The last cup is Praise. "...in all things God may be praised through Jesus Christ. To Him be the glory and the power for ever and ever. Amen" (I Peter 4:11b). "I will praise you, Lord, with all my heart; I will tell of all the marvelous things You have done" (Psalm 9:1). "Let all that I am praise the LORD; with my whole heart, I will praise His holy name" (Psalm 103:1). Let live live constantly in an attitude of praise in all things with our whole heart because He alone is worthy of it. He is so good!


At a Seder dinner a few years ago, Caleb (my service dog) felt out of place because he didn't have an appropriate head covering, so, he cleverly made one out of the tablecloth.


  1. Beautiful explanation of the symbolism in the Seder. I love how everything in the Old Testament points to Christ. Have you ever done a study of the Tabernacle? Same wonderful symbolism.

    Sounds like you got to go this year...I'm so glad.

    1. We were in Lancaster, PA, last year and missed going to a Seder. Not many Amish and Mennonite Jews out there ;o) I still exhaust easily from the surgery three months ago, so it was such a blessing to be able to go to the Seder dinner this year.

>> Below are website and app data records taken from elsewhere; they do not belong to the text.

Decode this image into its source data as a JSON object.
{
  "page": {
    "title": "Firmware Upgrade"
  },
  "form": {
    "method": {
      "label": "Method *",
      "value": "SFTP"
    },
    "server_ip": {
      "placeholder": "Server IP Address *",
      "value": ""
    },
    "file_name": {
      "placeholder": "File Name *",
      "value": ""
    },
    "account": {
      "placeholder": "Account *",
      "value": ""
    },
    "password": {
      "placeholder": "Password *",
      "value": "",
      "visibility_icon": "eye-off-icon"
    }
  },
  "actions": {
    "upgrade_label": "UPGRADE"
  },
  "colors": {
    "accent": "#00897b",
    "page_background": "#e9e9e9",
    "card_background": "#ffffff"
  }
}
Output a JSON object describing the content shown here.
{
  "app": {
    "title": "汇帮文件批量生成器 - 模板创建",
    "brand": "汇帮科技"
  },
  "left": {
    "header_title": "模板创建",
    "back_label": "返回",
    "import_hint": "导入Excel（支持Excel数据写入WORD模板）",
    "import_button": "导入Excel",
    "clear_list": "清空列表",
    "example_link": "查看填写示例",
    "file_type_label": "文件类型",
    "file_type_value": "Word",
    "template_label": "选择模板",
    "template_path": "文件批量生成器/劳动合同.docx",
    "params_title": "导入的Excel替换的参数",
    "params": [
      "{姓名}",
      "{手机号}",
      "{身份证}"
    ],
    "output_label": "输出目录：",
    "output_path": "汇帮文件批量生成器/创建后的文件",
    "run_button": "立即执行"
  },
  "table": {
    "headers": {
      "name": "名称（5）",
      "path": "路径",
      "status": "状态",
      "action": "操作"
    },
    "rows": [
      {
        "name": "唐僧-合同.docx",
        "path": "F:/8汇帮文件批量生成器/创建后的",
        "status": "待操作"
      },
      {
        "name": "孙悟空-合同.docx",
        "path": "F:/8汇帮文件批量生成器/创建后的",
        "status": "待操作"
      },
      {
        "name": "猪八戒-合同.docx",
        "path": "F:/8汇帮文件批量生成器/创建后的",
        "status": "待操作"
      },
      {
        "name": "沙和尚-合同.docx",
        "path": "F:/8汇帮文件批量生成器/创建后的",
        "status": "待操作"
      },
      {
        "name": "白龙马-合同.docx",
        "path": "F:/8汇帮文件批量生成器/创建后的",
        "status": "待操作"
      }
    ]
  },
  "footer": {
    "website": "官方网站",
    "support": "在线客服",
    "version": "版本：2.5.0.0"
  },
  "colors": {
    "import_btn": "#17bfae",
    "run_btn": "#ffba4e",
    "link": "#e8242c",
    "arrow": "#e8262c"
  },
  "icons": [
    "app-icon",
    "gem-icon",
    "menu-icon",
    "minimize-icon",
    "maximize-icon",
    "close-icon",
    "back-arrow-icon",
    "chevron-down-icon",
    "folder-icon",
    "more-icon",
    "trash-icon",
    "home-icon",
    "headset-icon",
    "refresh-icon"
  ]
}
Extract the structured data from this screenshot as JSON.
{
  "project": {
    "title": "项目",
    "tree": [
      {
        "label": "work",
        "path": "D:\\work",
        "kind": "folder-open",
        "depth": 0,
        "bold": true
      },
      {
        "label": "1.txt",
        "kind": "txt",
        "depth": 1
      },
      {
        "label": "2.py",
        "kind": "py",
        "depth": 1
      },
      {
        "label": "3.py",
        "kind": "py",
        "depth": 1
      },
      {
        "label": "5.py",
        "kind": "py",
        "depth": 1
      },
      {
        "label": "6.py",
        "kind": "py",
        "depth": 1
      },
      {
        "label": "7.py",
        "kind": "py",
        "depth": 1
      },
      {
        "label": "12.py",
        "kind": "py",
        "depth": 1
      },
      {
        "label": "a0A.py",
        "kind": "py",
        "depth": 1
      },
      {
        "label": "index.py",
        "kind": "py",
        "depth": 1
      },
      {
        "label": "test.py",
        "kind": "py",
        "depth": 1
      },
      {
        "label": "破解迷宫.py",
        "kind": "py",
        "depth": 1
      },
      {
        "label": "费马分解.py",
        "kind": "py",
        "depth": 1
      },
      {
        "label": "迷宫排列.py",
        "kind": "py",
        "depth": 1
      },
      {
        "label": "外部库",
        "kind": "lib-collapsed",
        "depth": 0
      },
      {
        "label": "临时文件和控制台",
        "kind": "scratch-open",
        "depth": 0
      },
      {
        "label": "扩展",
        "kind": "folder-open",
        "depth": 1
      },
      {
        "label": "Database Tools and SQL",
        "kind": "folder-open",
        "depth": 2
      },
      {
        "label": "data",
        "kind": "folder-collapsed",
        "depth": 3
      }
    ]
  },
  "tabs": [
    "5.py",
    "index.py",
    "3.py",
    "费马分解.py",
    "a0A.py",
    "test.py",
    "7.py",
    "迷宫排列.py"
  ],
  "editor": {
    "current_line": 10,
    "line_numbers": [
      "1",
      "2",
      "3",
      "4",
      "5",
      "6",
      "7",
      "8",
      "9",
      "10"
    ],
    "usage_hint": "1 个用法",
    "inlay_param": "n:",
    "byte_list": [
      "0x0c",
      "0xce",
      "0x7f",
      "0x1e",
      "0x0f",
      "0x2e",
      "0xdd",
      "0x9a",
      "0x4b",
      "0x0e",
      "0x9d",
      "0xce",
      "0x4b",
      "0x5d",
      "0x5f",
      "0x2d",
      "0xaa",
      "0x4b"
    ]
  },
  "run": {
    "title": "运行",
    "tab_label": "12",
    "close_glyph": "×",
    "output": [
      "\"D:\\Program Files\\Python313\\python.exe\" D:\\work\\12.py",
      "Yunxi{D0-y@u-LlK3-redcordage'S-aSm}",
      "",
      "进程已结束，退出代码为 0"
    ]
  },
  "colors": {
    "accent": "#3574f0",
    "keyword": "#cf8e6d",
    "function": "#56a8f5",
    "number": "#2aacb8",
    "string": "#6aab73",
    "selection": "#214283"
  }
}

SO blessed. I haven't studied the Tabernacle, but it sounds like I should.

  2. It was good to have you there. It was a wonderful Seder dinner.

  3. what a great post! You do have a way with words Pamela Joy and Caleb is so clever